With a history going back more than 3,500 years, the xoloitzcuintli dog played a significant role in Precolumbian life.
Sometimes known as the Mexican Hairless dog, the xoloitzcuintli (pronounced “show-low-itz–QUEENT-ly”) gets its name from two words in the language of the Aztecs: Xolotl, the god of lightning and death, and itzcuintli, or dog. According to Aztec belief, the Dog of Xolotl was created by the god to guard the living and guide the souls of the dead through the dangers of Mictlán, the Underworld.
Xolos appear in ancient Mesoamerican art often with pointed ears and wrinkly skin to indicate their hairlessness. The most frequent depictions take the form of small ceramic vessels known as Colima Dogs for the modern state in western Mexico where they are commonly found. In Colima and the neighboring states of Nayarit and Jalsico, archaeologists estimate that more than 75 percent of burials from the Preclassic period (ca. 300 B.C to A.D. 300) contain these vessels, which may have served as symbolic dog guides to help the soul of the dead travel through the Underworld.

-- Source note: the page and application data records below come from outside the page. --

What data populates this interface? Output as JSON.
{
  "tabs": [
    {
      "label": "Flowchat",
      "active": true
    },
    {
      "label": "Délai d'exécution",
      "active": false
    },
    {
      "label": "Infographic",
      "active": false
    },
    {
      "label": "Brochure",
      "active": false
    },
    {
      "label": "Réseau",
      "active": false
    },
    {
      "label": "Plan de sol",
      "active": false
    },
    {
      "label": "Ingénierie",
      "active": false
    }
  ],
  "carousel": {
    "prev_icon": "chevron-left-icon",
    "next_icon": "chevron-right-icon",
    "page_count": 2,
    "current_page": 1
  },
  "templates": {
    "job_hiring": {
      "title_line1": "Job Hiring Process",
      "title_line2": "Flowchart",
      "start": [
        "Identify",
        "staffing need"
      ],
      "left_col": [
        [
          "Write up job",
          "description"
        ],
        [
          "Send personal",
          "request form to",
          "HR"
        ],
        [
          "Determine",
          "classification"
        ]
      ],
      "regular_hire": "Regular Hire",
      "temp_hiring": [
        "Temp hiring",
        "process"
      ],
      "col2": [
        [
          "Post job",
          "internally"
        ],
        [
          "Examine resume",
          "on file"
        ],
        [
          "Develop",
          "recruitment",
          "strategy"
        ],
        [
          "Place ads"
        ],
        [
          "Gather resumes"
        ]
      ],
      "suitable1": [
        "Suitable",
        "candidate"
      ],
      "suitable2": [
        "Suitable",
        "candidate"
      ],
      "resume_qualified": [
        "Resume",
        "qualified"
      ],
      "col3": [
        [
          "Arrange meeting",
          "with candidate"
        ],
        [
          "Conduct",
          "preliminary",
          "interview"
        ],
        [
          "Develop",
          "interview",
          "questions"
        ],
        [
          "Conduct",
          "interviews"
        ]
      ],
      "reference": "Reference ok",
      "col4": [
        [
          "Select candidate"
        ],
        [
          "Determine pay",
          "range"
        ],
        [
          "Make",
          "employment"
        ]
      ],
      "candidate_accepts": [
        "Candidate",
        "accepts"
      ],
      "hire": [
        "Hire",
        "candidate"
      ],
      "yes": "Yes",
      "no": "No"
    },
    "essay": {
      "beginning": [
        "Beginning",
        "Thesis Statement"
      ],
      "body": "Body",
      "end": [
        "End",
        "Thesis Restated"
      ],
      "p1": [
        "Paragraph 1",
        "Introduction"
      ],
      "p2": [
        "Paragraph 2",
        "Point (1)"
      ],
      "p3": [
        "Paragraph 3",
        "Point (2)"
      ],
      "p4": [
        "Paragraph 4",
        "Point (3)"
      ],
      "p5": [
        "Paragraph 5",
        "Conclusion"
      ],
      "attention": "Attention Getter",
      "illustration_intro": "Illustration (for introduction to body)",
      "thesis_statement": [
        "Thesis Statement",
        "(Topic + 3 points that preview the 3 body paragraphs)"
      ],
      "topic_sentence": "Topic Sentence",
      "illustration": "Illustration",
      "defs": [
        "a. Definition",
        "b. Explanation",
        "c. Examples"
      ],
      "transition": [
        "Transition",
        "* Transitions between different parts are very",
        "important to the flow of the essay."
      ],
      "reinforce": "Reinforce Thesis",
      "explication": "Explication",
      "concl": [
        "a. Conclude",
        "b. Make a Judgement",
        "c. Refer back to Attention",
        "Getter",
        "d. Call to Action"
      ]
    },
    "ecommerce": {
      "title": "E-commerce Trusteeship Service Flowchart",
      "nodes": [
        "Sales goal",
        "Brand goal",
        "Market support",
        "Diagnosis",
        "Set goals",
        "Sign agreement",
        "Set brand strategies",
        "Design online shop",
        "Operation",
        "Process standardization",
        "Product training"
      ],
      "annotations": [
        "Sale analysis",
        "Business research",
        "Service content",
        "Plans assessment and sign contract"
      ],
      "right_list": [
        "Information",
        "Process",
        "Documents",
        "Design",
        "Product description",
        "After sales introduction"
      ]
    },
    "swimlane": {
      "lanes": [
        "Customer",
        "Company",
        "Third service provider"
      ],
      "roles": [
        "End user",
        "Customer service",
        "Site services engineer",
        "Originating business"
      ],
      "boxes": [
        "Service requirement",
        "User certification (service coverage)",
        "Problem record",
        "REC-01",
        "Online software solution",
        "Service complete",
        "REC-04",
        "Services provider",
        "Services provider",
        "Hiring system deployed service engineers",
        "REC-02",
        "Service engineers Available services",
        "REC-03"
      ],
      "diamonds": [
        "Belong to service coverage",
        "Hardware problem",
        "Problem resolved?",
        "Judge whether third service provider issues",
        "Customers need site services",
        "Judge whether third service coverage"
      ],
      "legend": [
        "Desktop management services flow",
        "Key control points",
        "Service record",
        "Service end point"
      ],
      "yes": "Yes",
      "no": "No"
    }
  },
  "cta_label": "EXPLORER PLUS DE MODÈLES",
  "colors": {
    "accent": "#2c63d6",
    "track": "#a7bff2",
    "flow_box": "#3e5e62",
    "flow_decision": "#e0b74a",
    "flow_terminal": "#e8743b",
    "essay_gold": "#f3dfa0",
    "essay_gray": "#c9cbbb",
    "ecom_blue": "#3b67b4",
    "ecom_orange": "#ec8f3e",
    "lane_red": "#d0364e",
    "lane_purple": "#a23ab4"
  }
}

These hairless canines also caught the eye of European chroniclers such as Christopher Columbus and the 16th-century Spanish missionary Bernadino de Sahagún, who describes how the Aztecs would tuck xolos in blankets at night to keep them warm. The dogs’ fur-free bodies also serve as excellent heat conductors, making them a kind of ancient hot-water bottle for the ill and the elderly. “They know when you’re sick,” observes Kay Lawson, a 20-year xolo breeder and past president of the Xoloitzcuintli Club of America. “They zero right in to where it hurts.”